> [PROBLEM REQUIREMENTS] Which lines of the material hold the word "JSON"? Copy each one.

++++ EXERCISE MATERIALS ++++

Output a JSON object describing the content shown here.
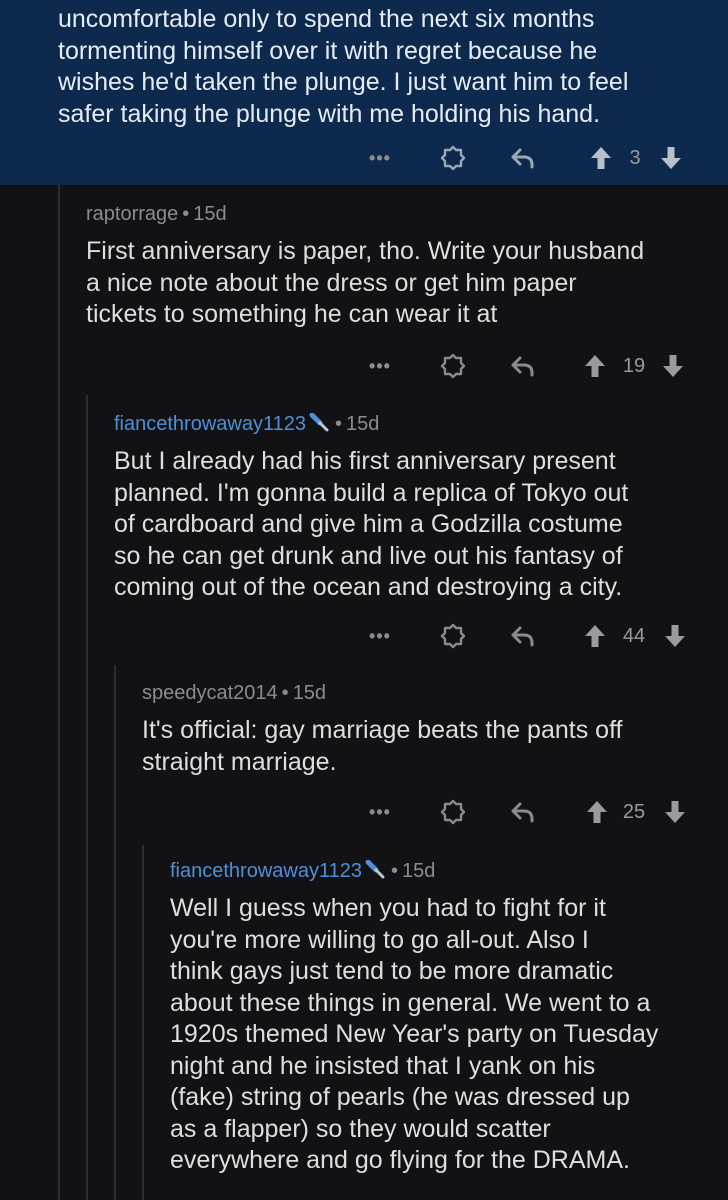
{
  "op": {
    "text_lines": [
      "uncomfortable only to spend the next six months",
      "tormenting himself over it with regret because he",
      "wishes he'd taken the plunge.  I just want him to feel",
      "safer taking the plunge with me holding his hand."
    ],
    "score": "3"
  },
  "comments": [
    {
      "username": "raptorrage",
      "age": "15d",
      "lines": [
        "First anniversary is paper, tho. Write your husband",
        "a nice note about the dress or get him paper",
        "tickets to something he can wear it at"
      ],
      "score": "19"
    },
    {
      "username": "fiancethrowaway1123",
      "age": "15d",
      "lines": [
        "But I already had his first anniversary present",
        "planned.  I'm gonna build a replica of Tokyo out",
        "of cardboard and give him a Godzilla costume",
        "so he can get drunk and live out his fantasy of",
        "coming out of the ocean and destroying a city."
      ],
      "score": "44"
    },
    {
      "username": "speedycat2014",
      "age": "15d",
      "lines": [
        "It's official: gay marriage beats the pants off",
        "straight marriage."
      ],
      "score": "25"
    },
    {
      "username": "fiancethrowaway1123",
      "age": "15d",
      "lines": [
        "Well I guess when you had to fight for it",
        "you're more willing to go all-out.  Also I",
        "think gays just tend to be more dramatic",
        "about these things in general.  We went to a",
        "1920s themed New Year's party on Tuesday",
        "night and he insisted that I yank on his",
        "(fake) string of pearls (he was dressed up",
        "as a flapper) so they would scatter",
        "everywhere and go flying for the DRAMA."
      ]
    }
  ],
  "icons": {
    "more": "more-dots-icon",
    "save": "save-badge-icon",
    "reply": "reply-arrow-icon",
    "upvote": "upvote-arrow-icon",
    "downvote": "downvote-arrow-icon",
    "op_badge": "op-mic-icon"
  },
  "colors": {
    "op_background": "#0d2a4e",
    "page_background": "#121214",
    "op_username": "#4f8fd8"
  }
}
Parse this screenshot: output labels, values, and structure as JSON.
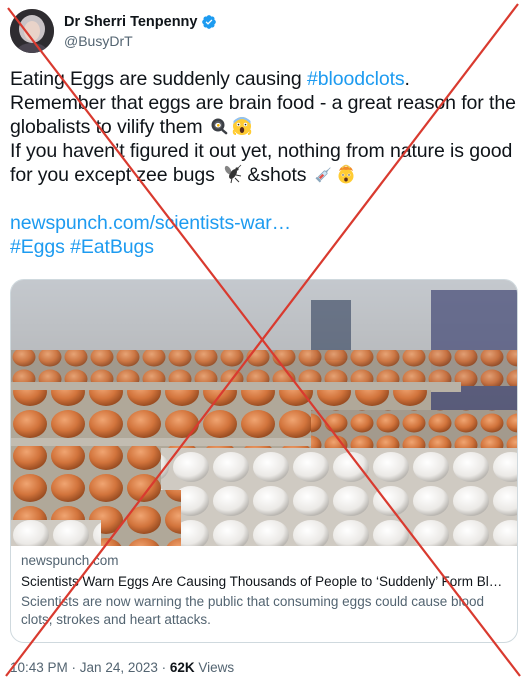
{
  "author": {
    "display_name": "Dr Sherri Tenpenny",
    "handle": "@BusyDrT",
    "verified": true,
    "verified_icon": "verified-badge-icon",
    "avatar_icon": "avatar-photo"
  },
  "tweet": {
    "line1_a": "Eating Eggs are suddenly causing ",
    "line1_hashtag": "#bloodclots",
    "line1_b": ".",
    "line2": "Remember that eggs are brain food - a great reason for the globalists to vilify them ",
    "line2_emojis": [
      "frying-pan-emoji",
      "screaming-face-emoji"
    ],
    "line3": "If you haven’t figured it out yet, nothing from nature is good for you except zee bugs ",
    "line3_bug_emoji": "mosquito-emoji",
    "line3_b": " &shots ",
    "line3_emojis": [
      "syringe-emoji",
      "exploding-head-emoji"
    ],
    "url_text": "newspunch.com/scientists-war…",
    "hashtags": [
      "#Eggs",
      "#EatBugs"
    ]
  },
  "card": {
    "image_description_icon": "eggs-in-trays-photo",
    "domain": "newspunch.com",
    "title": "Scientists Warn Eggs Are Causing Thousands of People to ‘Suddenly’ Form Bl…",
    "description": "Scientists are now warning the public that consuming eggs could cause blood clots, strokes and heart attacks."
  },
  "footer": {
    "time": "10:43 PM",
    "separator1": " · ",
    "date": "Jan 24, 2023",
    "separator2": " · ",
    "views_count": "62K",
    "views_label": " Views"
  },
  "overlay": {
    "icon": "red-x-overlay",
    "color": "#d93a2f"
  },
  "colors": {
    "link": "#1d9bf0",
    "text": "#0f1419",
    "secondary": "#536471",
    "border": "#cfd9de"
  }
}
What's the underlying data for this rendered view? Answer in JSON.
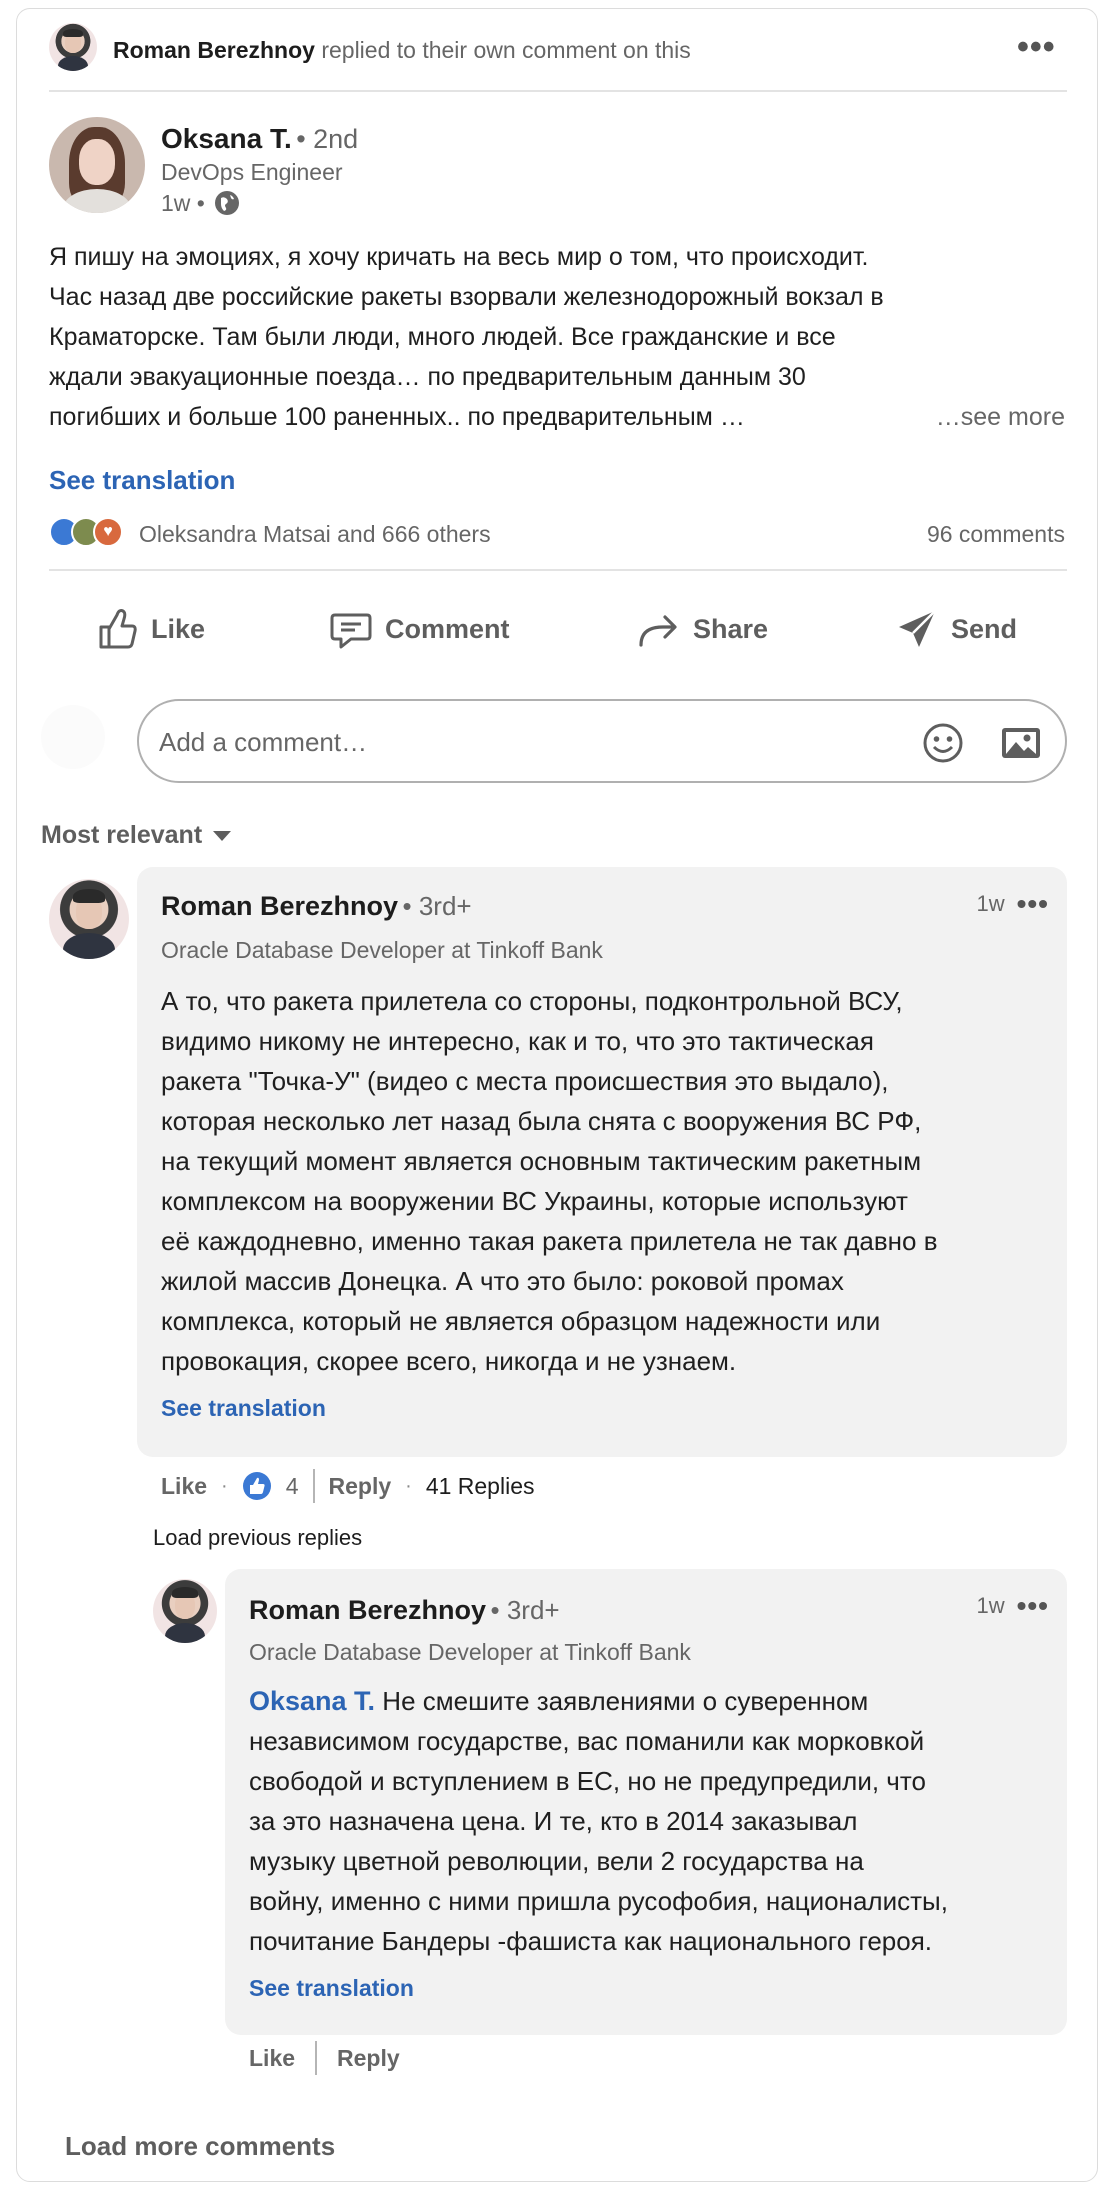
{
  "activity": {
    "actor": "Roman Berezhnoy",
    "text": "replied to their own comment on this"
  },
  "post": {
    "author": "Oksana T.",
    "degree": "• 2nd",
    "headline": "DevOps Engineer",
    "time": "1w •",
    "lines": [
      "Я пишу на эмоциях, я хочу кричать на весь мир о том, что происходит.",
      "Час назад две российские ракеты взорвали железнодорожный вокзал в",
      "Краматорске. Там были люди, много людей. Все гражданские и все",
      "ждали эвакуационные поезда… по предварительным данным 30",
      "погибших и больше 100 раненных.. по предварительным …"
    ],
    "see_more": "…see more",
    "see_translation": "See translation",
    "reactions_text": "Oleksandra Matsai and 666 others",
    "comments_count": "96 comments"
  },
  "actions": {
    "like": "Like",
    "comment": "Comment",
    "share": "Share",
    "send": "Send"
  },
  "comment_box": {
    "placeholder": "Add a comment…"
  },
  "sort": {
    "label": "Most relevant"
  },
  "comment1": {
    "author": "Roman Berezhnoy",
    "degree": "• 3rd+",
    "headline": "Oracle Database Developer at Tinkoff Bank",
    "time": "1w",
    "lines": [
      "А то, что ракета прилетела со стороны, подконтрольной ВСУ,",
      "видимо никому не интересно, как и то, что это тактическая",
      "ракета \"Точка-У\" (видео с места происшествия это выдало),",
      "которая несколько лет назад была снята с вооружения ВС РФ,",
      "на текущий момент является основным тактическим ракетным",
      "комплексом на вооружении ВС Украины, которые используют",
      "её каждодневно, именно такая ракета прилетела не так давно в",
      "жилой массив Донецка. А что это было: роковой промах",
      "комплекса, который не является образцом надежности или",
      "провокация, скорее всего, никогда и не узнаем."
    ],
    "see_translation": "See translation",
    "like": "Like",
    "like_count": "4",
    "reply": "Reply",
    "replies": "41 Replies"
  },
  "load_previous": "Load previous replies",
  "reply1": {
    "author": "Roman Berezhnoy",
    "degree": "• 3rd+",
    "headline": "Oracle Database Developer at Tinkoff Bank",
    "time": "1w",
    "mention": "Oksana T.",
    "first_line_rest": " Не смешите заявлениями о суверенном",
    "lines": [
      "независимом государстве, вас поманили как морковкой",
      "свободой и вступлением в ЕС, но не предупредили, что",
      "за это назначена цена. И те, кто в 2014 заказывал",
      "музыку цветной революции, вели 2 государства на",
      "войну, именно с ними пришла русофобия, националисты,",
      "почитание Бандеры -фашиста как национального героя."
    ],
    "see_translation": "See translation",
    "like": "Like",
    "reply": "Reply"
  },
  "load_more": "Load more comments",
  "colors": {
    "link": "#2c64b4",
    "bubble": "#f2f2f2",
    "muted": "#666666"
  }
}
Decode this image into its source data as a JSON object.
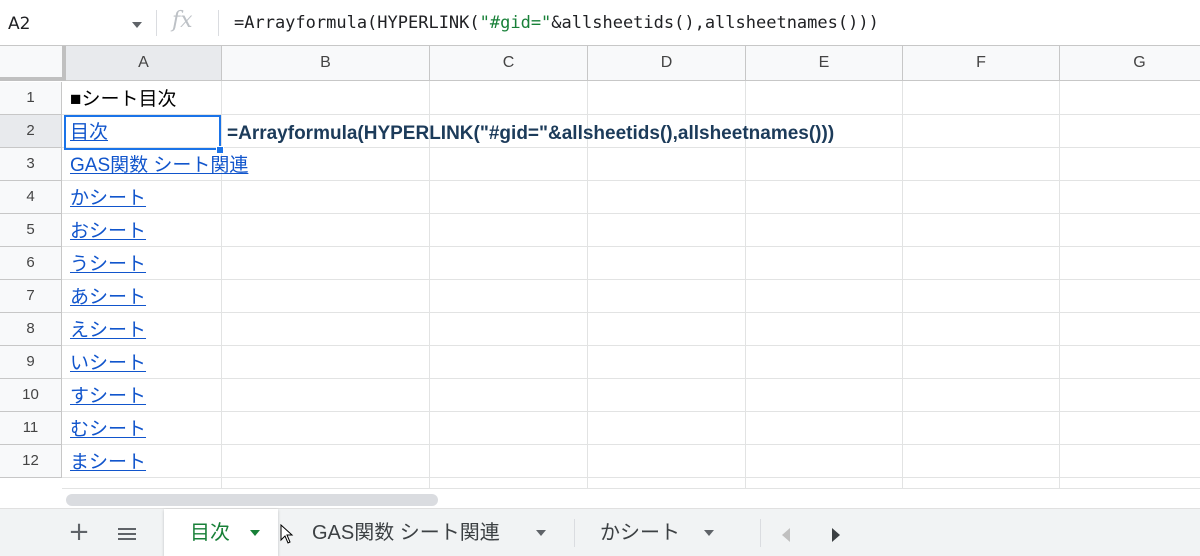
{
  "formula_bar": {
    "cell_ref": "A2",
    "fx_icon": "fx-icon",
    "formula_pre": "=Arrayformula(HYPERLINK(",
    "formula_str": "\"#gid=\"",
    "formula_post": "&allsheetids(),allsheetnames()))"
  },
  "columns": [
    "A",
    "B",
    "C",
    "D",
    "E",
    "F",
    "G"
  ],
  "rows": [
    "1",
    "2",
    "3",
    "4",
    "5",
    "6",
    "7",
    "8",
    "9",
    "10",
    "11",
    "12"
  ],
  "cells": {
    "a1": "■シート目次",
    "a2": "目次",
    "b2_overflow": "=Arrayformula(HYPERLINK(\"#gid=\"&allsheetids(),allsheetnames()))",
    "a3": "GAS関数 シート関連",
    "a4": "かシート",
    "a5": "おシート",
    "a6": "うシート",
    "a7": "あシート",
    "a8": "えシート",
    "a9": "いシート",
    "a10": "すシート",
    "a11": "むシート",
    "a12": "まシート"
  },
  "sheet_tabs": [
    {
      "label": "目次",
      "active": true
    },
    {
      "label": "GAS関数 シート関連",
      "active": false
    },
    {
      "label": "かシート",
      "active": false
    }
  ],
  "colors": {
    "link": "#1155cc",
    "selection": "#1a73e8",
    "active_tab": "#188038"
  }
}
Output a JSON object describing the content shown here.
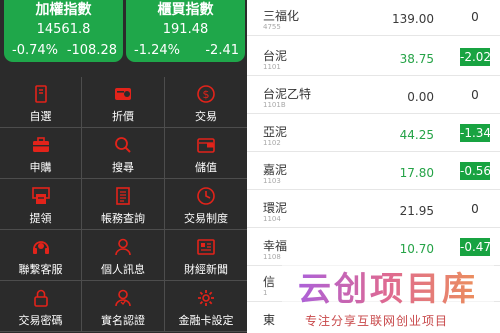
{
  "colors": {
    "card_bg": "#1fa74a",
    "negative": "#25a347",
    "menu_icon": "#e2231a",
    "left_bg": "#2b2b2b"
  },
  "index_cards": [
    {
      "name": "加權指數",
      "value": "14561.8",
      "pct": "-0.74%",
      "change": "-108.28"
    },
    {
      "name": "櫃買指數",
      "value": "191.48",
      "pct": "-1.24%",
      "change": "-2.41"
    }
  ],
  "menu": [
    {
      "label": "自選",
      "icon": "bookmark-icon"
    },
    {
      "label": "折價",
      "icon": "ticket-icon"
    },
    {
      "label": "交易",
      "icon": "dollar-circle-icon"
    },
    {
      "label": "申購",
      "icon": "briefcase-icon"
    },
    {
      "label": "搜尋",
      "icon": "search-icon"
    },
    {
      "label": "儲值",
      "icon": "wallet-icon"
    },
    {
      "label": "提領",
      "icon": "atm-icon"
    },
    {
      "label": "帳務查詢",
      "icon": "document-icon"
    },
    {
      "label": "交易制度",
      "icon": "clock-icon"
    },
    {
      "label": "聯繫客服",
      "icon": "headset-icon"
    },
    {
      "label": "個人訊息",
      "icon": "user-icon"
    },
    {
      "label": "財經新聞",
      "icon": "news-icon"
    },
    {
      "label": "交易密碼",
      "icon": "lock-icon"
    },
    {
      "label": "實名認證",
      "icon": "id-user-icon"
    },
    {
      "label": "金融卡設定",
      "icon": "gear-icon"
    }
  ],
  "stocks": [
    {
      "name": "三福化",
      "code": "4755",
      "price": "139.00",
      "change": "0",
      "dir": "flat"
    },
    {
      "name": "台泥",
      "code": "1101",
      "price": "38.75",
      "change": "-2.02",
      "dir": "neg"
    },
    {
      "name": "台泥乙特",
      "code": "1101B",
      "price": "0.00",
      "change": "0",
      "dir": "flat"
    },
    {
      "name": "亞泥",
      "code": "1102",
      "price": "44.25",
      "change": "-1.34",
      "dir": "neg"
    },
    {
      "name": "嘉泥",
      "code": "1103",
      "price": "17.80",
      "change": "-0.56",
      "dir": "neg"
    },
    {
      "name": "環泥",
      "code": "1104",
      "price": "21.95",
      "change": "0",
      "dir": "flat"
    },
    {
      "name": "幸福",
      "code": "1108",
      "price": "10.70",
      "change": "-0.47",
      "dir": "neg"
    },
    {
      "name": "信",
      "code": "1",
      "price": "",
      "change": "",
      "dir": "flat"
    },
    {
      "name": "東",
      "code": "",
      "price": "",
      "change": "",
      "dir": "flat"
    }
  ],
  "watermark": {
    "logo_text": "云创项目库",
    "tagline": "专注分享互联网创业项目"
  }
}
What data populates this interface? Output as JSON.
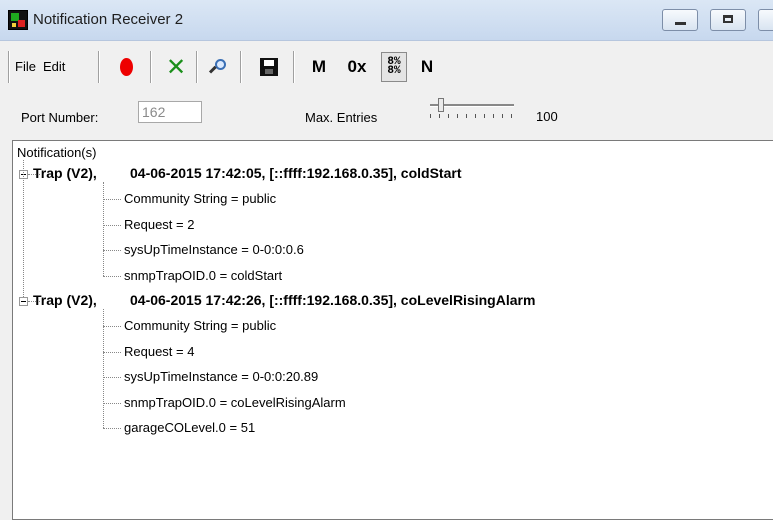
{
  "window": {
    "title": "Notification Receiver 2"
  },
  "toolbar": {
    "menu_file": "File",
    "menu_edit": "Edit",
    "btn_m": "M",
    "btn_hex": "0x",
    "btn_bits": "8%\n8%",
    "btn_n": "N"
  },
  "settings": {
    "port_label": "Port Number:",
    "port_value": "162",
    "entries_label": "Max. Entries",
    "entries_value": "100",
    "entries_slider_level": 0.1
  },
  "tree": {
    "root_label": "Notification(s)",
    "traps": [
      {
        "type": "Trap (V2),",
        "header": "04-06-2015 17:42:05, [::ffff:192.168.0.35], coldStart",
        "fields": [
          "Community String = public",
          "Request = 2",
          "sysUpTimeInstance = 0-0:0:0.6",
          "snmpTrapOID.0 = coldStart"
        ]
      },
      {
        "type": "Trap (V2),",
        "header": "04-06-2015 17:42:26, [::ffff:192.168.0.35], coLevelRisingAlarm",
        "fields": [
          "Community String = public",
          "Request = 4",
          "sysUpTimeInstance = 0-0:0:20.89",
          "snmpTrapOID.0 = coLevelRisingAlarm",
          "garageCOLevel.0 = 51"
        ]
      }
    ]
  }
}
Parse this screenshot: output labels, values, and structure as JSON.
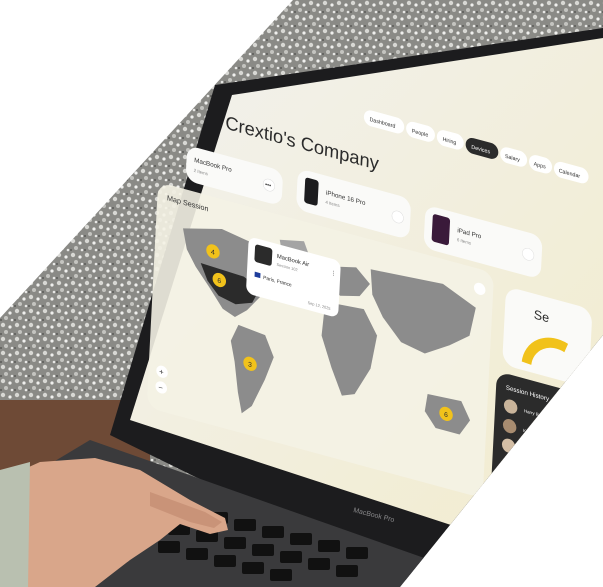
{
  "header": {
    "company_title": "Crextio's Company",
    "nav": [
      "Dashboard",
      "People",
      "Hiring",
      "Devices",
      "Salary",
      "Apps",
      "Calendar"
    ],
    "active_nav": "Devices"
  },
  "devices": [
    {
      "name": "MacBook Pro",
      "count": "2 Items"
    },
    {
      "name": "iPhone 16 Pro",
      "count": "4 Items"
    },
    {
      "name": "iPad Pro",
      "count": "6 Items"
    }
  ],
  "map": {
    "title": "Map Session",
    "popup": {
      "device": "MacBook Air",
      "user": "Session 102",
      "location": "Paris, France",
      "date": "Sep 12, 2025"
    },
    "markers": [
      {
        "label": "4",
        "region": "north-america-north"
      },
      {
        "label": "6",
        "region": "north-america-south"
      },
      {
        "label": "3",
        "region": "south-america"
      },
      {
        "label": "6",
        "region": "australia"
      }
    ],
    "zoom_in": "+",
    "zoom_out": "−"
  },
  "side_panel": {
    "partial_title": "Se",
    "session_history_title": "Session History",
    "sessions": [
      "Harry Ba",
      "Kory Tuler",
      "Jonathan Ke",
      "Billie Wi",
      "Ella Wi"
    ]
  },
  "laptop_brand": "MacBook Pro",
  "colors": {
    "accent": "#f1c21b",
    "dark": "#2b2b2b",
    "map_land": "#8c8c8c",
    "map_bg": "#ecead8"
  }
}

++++

> [RESULT]
Output a JSON object describing the content shown here.
Parse this screenshot: output labels, values, and structure as JSON.
What's the underlying data for this rendered view? Answer in JSON.
Decode this image into its source data as a JSON object.
Output a JSON object describing the content shown here.
What data populates this interface? Output as JSON.
Parse this screenshot: output labels, values, and structure as JSON.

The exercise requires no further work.